=== Section Start ===
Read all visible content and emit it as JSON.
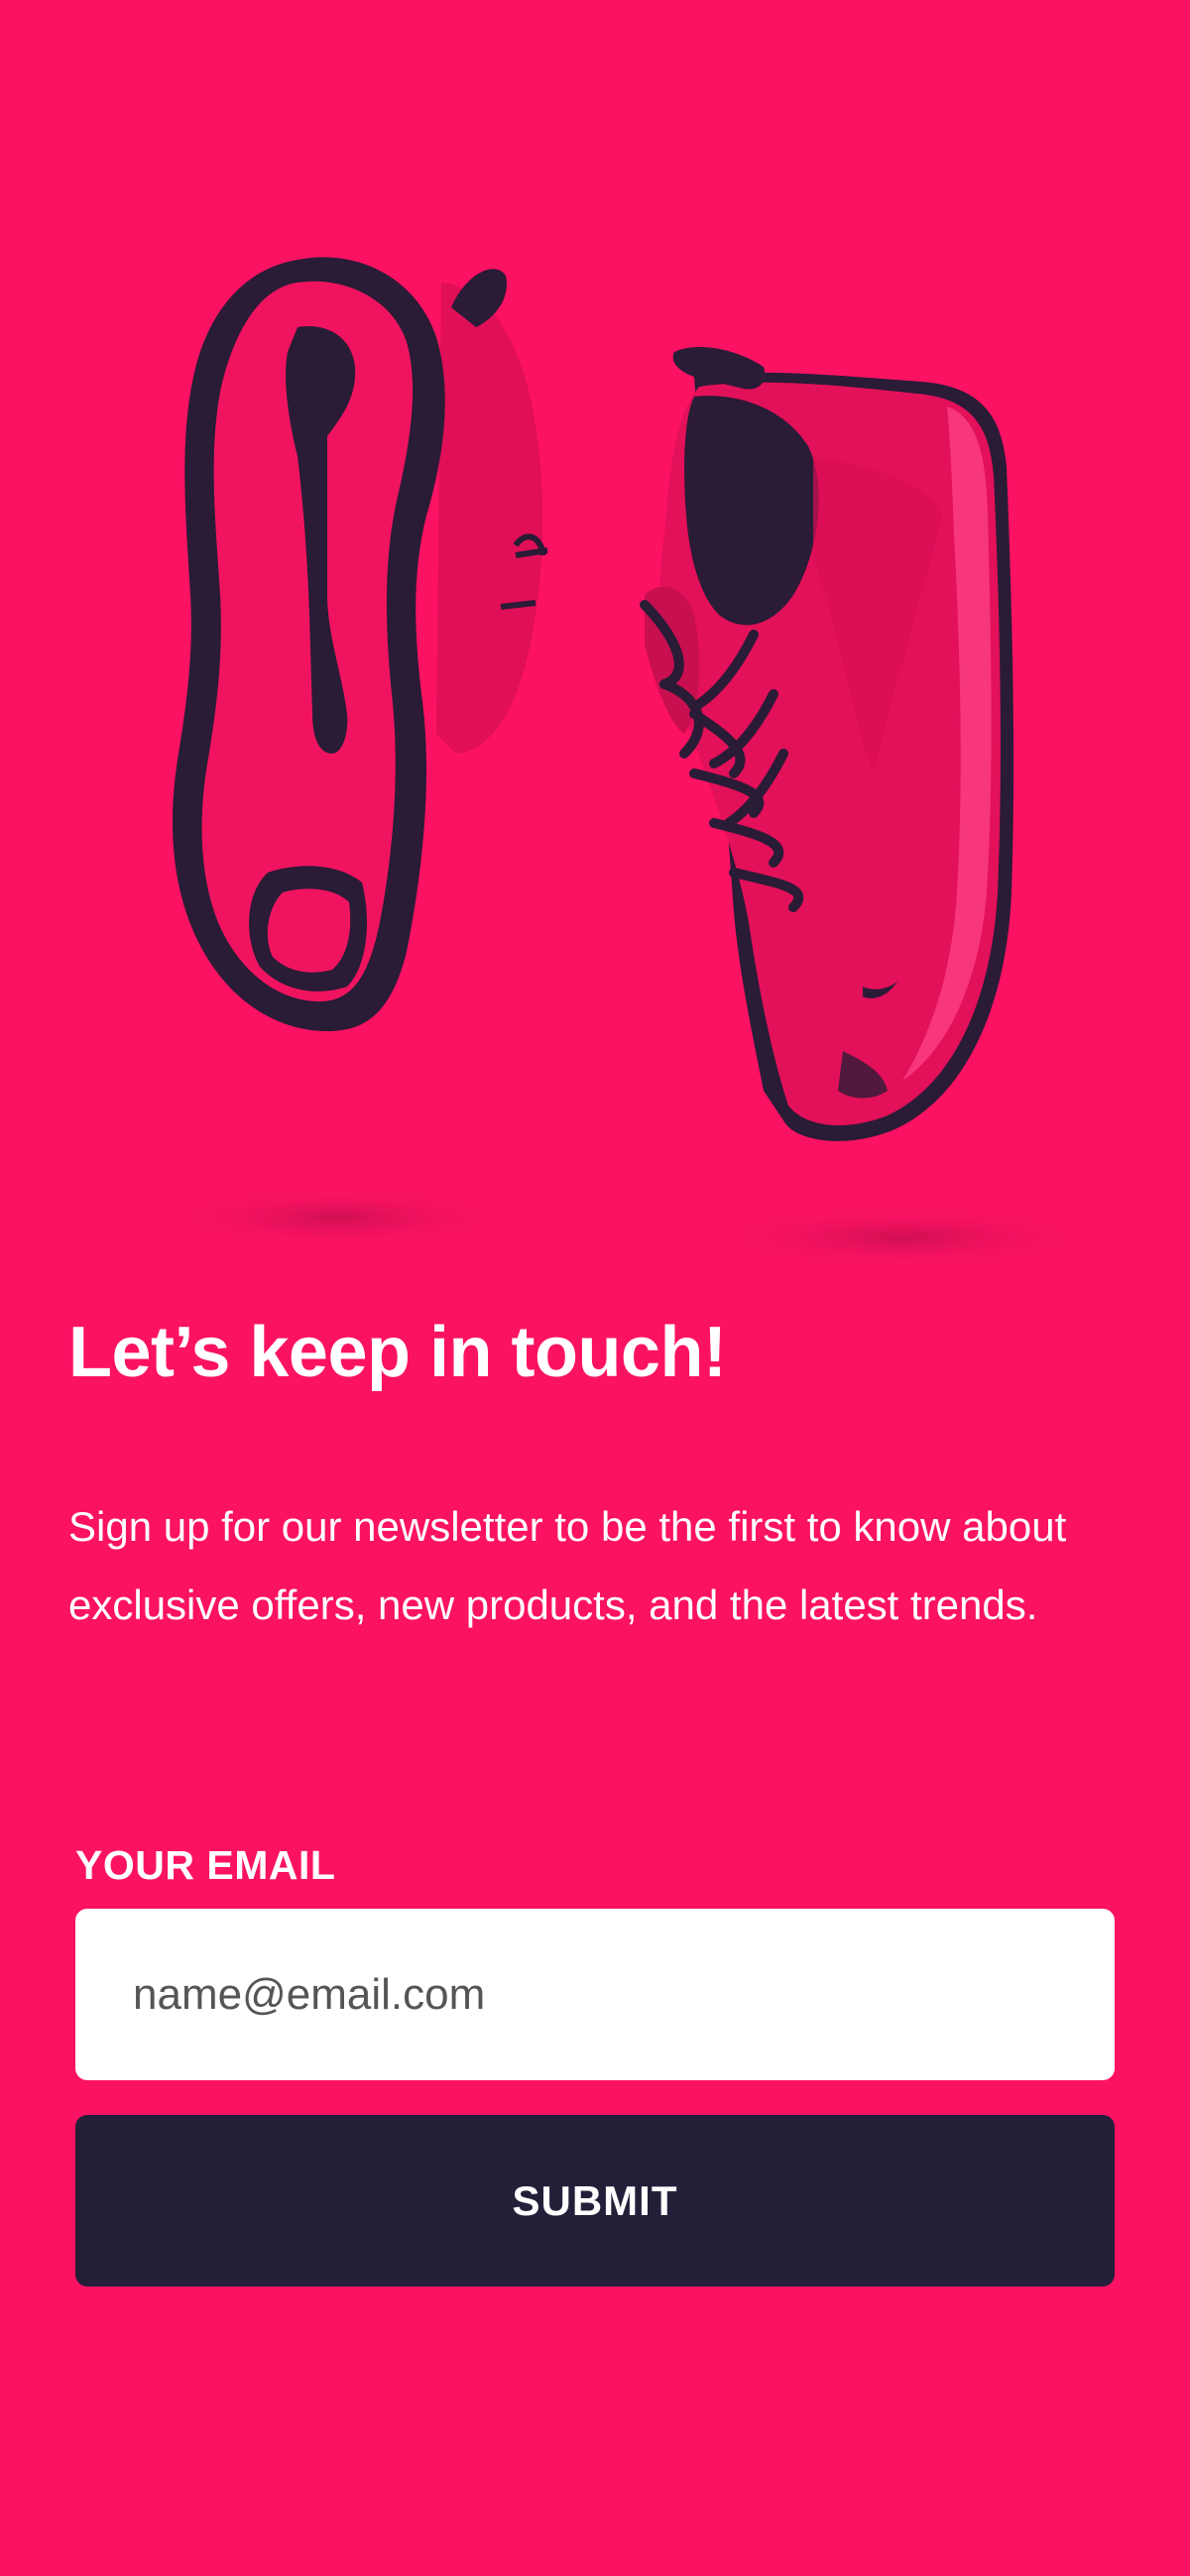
{
  "hero": {
    "image": "shoes-pair-illustration"
  },
  "content": {
    "title": "Let’s keep in touch!",
    "description": "Sign up for our newsletter to be the first to know about exclusive offers, new products, and the latest trends."
  },
  "form": {
    "email_label": "YOUR EMAIL",
    "email_placeholder": "name@email.com",
    "email_value": "",
    "submit_label": "SUBMIT"
  },
  "colors": {
    "background": "#fb1263",
    "button": "#251e39",
    "input_background": "#ffffff",
    "text": "#ffffff"
  }
}
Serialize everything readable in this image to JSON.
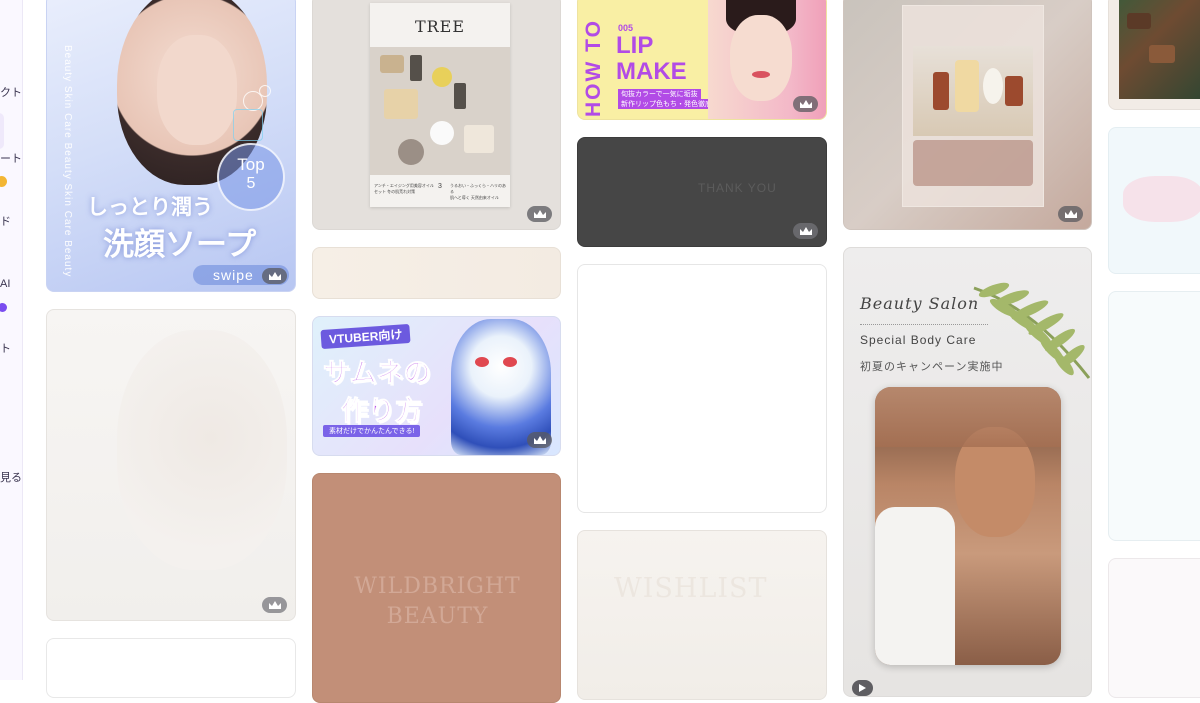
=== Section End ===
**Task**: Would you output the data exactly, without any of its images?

**Your solution**:
Read all visible content and emit it as JSON.
{
  "hero": {
    "image": "shoes-pair-illustration"
  },
  "content": {
    "title": "Let’s keep in touch!",
    "description": "Sign up for our newsletter to be the first to know about exclusive offers, new products, and the latest trends."
  },
  "form": {
    "email_label": "YOUR EMAIL",
    "email_placeholder": "name@email.com",
    "email_value": "",
    "submit_label": "SUBMIT"
  },
  "colors": {
    "background": "#fb1263",
    "button": "#251e39",
    "input_background": "#ffffff",
    "text": "#ffffff"
  }
}
Serialize everything readable in this image to JSON.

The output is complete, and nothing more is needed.